Tally up the lines below that carry the word "link", answering with the figure alone.

%%

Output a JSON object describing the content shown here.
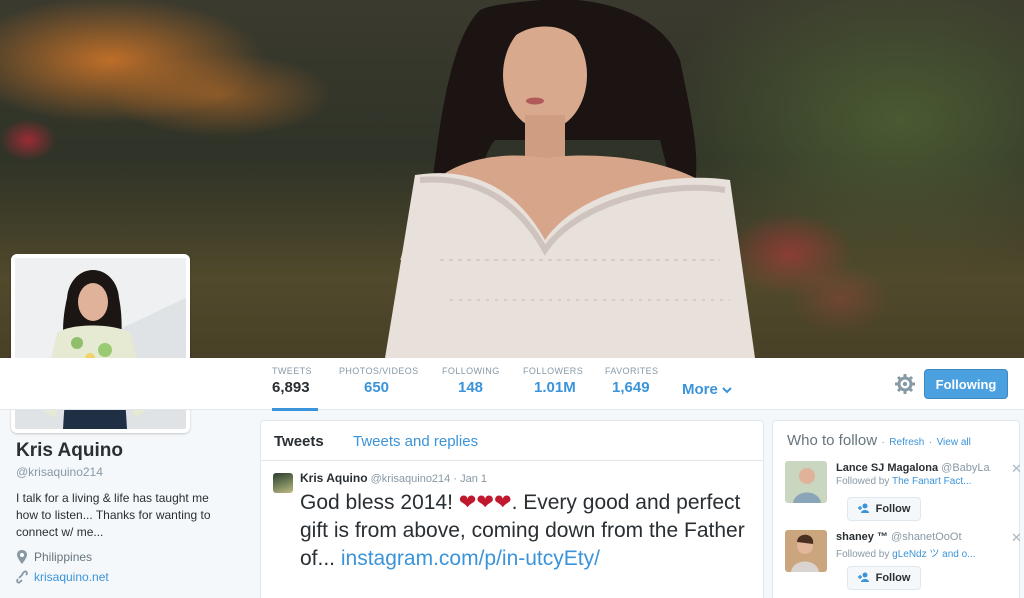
{
  "colors": {
    "accent": "#3b94d9",
    "follow_blue": "#4ba0e0",
    "heart": "#c0192e"
  },
  "header": {
    "banner_alt": ""
  },
  "profile_nav": {
    "stats": [
      {
        "label": "TWEETS",
        "value": "6,893"
      },
      {
        "label": "PHOTOS/VIDEOS",
        "value": "650"
      },
      {
        "label": "FOLLOWING",
        "value": "148"
      },
      {
        "label": "FOLLOWERS",
        "value": "1.01M"
      },
      {
        "label": "FAVORITES",
        "value": "1,649"
      }
    ],
    "more_label": "More",
    "more_icon": "chevron-down-icon",
    "settings_icon": "gear-icon",
    "following_label": "Following"
  },
  "profile": {
    "name": "Kris Aquino",
    "handle": "@krisaquino214",
    "bio": "I talk for a living & life has taught me how to listen... Thanks for wanting to connect w/ me...",
    "location": "Philippines",
    "location_icon": "location-pin-icon",
    "url": "krisaquino.net",
    "url_icon": "link-icon"
  },
  "timeline": {
    "tabs": [
      "Tweets",
      "Tweets and replies"
    ],
    "tweet": {
      "name": "Kris Aquino",
      "handle": "@krisaquino214",
      "sep": "·",
      "date": "Jan 1",
      "text_before": "God bless 2014! ",
      "hearts": "❤❤❤",
      "text_after": ".   Every good and perfect gift is from above, coming down from the Father of... ",
      "link": "instagram.com/p/in-utcyEty/"
    }
  },
  "who_to_follow": {
    "title": "Who to follow",
    "dot": "·",
    "refresh": "Refresh",
    "view_all": "View all",
    "suggestions": [
      {
        "name": "Lance SJ Magalona",
        "handle": "@BabyLa...",
        "followed_by_prefix": "Followed by",
        "followed_by": "The Fanart Fact...",
        "follow_label": "Follow"
      },
      {
        "name": "shaney ™",
        "handle": "@shanetOoOt",
        "followed_by_prefix": "Followed by",
        "followed_by": "gLeNdz ツ and o...",
        "follow_label": "Follow"
      }
    ],
    "dismiss_icon": "close-icon",
    "follow_icon": "add-user-icon"
  }
}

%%

[Final answer]
2